TASK: Give the data again exactly as it appears.

Records contained in a dataset:
Segment Open
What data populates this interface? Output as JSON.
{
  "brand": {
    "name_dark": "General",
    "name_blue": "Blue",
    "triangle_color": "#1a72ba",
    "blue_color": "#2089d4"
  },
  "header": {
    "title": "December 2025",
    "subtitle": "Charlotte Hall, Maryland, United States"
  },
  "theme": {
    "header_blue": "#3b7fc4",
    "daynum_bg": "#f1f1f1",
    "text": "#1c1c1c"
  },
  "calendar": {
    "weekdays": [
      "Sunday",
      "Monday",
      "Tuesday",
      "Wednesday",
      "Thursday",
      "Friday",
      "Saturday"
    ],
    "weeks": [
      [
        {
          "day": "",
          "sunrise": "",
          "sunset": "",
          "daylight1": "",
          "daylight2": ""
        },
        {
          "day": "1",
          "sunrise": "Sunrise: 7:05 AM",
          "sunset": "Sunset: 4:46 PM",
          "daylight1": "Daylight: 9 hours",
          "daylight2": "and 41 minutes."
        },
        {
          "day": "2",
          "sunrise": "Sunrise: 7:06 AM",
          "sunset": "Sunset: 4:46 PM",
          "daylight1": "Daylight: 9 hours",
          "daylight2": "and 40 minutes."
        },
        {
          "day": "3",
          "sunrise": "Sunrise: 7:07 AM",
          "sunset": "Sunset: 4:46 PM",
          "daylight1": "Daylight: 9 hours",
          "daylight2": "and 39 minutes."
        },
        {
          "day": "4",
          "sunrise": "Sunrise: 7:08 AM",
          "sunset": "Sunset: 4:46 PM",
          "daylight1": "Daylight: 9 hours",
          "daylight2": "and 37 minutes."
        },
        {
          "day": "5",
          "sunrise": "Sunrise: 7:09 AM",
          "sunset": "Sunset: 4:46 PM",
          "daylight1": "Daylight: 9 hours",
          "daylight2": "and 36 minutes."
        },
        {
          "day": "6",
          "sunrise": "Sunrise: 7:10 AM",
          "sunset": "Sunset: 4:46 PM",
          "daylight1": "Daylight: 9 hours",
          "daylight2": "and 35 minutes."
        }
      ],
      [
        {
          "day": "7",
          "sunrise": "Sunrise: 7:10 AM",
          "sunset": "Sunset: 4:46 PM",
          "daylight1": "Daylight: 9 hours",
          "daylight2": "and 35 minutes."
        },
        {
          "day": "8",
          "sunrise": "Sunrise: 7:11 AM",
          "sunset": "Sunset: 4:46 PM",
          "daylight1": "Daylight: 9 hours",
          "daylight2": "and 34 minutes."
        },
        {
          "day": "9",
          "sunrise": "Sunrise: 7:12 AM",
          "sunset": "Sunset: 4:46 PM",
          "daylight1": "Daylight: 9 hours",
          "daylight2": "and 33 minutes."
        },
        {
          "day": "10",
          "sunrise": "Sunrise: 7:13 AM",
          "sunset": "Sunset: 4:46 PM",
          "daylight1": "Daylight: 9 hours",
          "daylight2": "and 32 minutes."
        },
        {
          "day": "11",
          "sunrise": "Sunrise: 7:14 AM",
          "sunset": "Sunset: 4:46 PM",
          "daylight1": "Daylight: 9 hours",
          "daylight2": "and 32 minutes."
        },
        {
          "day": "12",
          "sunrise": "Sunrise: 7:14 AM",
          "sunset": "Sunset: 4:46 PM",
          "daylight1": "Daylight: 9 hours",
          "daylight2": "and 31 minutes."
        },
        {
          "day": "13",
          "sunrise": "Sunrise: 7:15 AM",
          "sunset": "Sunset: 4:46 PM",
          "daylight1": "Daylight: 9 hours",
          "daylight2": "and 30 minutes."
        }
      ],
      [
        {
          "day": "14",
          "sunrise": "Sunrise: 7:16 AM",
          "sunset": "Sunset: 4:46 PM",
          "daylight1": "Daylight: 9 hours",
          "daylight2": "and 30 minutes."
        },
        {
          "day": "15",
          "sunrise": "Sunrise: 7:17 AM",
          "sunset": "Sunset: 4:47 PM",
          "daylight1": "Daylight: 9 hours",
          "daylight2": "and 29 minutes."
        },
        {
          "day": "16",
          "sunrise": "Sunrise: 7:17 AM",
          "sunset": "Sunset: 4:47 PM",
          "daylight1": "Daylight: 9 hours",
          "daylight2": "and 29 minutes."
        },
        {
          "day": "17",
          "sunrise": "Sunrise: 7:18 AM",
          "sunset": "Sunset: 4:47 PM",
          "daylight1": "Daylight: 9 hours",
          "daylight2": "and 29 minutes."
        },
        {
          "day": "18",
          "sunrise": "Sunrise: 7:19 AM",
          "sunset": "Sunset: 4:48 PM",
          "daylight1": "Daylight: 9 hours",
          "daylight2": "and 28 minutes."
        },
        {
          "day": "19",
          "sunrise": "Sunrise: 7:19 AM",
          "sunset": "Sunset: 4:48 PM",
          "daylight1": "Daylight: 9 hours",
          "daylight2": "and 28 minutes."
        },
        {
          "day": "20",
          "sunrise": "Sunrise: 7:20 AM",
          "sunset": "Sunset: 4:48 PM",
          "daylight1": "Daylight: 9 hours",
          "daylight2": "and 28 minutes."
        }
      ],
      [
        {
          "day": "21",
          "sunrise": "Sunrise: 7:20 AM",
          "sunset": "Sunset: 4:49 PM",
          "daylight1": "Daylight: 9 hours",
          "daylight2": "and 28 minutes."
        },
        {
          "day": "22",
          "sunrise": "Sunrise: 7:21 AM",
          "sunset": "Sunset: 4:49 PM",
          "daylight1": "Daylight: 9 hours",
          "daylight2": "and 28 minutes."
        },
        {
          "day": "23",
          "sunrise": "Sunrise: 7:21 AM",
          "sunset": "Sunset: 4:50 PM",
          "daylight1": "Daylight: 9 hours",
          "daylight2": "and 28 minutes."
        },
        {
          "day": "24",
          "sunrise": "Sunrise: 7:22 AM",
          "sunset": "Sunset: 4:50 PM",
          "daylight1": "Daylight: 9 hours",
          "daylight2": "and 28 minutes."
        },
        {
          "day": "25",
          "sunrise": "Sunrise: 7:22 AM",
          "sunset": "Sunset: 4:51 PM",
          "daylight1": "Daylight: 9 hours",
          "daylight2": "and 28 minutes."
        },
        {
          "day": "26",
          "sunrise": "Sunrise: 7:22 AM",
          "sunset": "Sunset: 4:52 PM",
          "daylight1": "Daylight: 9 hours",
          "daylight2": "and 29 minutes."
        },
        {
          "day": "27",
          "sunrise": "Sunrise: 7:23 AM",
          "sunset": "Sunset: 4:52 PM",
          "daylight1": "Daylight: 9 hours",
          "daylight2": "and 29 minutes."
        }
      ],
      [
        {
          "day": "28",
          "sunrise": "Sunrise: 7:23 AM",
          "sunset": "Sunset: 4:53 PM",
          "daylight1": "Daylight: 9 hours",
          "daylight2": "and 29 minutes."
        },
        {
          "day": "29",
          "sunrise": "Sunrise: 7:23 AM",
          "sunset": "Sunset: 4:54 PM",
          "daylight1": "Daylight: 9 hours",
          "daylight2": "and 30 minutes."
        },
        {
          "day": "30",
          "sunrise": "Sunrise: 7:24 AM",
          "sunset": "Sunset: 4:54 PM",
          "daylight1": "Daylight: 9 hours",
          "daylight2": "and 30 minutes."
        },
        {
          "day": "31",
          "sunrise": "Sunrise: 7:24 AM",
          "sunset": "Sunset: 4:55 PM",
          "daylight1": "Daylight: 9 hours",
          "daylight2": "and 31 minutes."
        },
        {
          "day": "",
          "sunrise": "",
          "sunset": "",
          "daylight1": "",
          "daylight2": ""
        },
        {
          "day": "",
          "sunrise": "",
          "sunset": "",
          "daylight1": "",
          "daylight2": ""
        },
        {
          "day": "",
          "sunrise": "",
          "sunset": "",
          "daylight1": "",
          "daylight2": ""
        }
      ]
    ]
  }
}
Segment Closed
RESPONSE TO THIS TASK:
What data populates this interface? Output as JSON.
{
  "brand": {
    "name_dark": "General",
    "name_blue": "Blue",
    "triangle_color": "#1a72ba",
    "blue_color": "#2089d4"
  },
  "header": {
    "title": "December 2025",
    "subtitle": "Charlotte Hall, Maryland, United States"
  },
  "theme": {
    "header_blue": "#3b7fc4",
    "daynum_bg": "#f1f1f1",
    "text": "#1c1c1c"
  },
  "calendar": {
    "weekdays": [
      "Sunday",
      "Monday",
      "Tuesday",
      "Wednesday",
      "Thursday",
      "Friday",
      "Saturday"
    ],
    "weeks": [
      [
        {
          "day": "",
          "sunrise": "",
          "sunset": "",
          "daylight1": "",
          "daylight2": ""
        },
        {
          "day": "1",
          "sunrise": "Sunrise: 7:05 AM",
          "sunset": "Sunset: 4:46 PM",
          "daylight1": "Daylight: 9 hours",
          "daylight2": "and 41 minutes."
        },
        {
          "day": "2",
          "sunrise": "Sunrise: 7:06 AM",
          "sunset": "Sunset: 4:46 PM",
          "daylight1": "Daylight: 9 hours",
          "daylight2": "and 40 minutes."
        },
        {
          "day": "3",
          "sunrise": "Sunrise: 7:07 AM",
          "sunset": "Sunset: 4:46 PM",
          "daylight1": "Daylight: 9 hours",
          "daylight2": "and 39 minutes."
        },
        {
          "day": "4",
          "sunrise": "Sunrise: 7:08 AM",
          "sunset": "Sunset: 4:46 PM",
          "daylight1": "Daylight: 9 hours",
          "daylight2": "and 37 minutes."
        },
        {
          "day": "5",
          "sunrise": "Sunrise: 7:09 AM",
          "sunset": "Sunset: 4:46 PM",
          "daylight1": "Daylight: 9 hours",
          "daylight2": "and 36 minutes."
        },
        {
          "day": "6",
          "sunrise": "Sunrise: 7:10 AM",
          "sunset": "Sunset: 4:46 PM",
          "daylight1": "Daylight: 9 hours",
          "daylight2": "and 35 minutes."
        }
      ],
      [
        {
          "day": "7",
          "sunrise": "Sunrise: 7:10 AM",
          "sunset": "Sunset: 4:46 PM",
          "daylight1": "Daylight: 9 hours",
          "daylight2": "and 35 minutes."
        },
        {
          "day": "8",
          "sunrise": "Sunrise: 7:11 AM",
          "sunset": "Sunset: 4:46 PM",
          "daylight1": "Daylight: 9 hours",
          "daylight2": "and 34 minutes."
        },
        {
          "day": "9",
          "sunrise": "Sunrise: 7:12 AM",
          "sunset": "Sunset: 4:46 PM",
          "daylight1": "Daylight: 9 hours",
          "daylight2": "and 33 minutes."
        },
        {
          "day": "10",
          "sunrise": "Sunrise: 7:13 AM",
          "sunset": "Sunset: 4:46 PM",
          "daylight1": "Daylight: 9 hours",
          "daylight2": "and 32 minutes."
        },
        {
          "day": "11",
          "sunrise": "Sunrise: 7:14 AM",
          "sunset": "Sunset: 4:46 PM",
          "daylight1": "Daylight: 9 hours",
          "daylight2": "and 32 minutes."
        },
        {
          "day": "12",
          "sunrise": "Sunrise: 7:14 AM",
          "sunset": "Sunset: 4:46 PM",
          "daylight1": "Daylight: 9 hours",
          "daylight2": "and 31 minutes."
        },
        {
          "day": "13",
          "sunrise": "Sunrise: 7:15 AM",
          "sunset": "Sunset: 4:46 PM",
          "daylight1": "Daylight: 9 hours",
          "daylight2": "and 30 minutes."
        }
      ],
      [
        {
          "day": "14",
          "sunrise": "Sunrise: 7:16 AM",
          "sunset": "Sunset: 4:46 PM",
          "daylight1": "Daylight: 9 hours",
          "daylight2": "and 30 minutes."
        },
        {
          "day": "15",
          "sunrise": "Sunrise: 7:17 AM",
          "sunset": "Sunset: 4:47 PM",
          "daylight1": "Daylight: 9 hours",
          "daylight2": "and 29 minutes."
        },
        {
          "day": "16",
          "sunrise": "Sunrise: 7:17 AM",
          "sunset": "Sunset: 4:47 PM",
          "daylight1": "Daylight: 9 hours",
          "daylight2": "and 29 minutes."
        },
        {
          "day": "17",
          "sunrise": "Sunrise: 7:18 AM",
          "sunset": "Sunset: 4:47 PM",
          "daylight1": "Daylight: 9 hours",
          "daylight2": "and 29 minutes."
        },
        {
          "day": "18",
          "sunrise": "Sunrise: 7:19 AM",
          "sunset": "Sunset: 4:48 PM",
          "daylight1": "Daylight: 9 hours",
          "daylight2": "and 28 minutes."
        },
        {
          "day": "19",
          "sunrise": "Sunrise: 7:19 AM",
          "sunset": "Sunset: 4:48 PM",
          "daylight1": "Daylight: 9 hours",
          "daylight2": "and 28 minutes."
        },
        {
          "day": "20",
          "sunrise": "Sunrise: 7:20 AM",
          "sunset": "Sunset: 4:48 PM",
          "daylight1": "Daylight: 9 hours",
          "daylight2": "and 28 minutes."
        }
      ],
      [
        {
          "day": "21",
          "sunrise": "Sunrise: 7:20 AM",
          "sunset": "Sunset: 4:49 PM",
          "daylight1": "Daylight: 9 hours",
          "daylight2": "and 28 minutes."
        },
        {
          "day": "22",
          "sunrise": "Sunrise: 7:21 AM",
          "sunset": "Sunset: 4:49 PM",
          "daylight1": "Daylight: 9 hours",
          "daylight2": "and 28 minutes."
        },
        {
          "day": "23",
          "sunrise": "Sunrise: 7:21 AM",
          "sunset": "Sunset: 4:50 PM",
          "daylight1": "Daylight: 9 hours",
          "daylight2": "and 28 minutes."
        },
        {
          "day": "24",
          "sunrise": "Sunrise: 7:22 AM",
          "sunset": "Sunset: 4:50 PM",
          "daylight1": "Daylight: 9 hours",
          "daylight2": "and 28 minutes."
        },
        {
          "day": "25",
          "sunrise": "Sunrise: 7:22 AM",
          "sunset": "Sunset: 4:51 PM",
          "daylight1": "Daylight: 9 hours",
          "daylight2": "and 28 minutes."
        },
        {
          "day": "26",
          "sunrise": "Sunrise: 7:22 AM",
          "sunset": "Sunset: 4:52 PM",
          "daylight1": "Daylight: 9 hours",
          "daylight2": "and 29 minutes."
        },
        {
          "day": "27",
          "sunrise": "Sunrise: 7:23 AM",
          "sunset": "Sunset: 4:52 PM",
          "daylight1": "Daylight: 9 hours",
          "daylight2": "and 29 minutes."
        }
      ],
      [
        {
          "day": "28",
          "sunrise": "Sunrise: 7:23 AM",
          "sunset": "Sunset: 4:53 PM",
          "daylight1": "Daylight: 9 hours",
          "daylight2": "and 29 minutes."
        },
        {
          "day": "29",
          "sunrise": "Sunrise: 7:23 AM",
          "sunset": "Sunset: 4:54 PM",
          "daylight1": "Daylight: 9 hours",
          "daylight2": "and 30 minutes."
        },
        {
          "day": "30",
          "sunrise": "Sunrise: 7:24 AM",
          "sunset": "Sunset: 4:54 PM",
          "daylight1": "Daylight: 9 hours",
          "daylight2": "and 30 minutes."
        },
        {
          "day": "31",
          "sunrise": "Sunrise: 7:24 AM",
          "sunset": "Sunset: 4:55 PM",
          "daylight1": "Daylight: 9 hours",
          "daylight2": "and 31 minutes."
        },
        {
          "day": "",
          "sunrise": "",
          "sunset": "",
          "daylight1": "",
          "daylight2": ""
        },
        {
          "day": "",
          "sunrise": "",
          "sunset": "",
          "daylight1": "",
          "daylight2": ""
        },
        {
          "day": "",
          "sunrise": "",
          "sunset": "",
          "daylight1": "",
          "daylight2": ""
        }
      ]
    ]
  }
}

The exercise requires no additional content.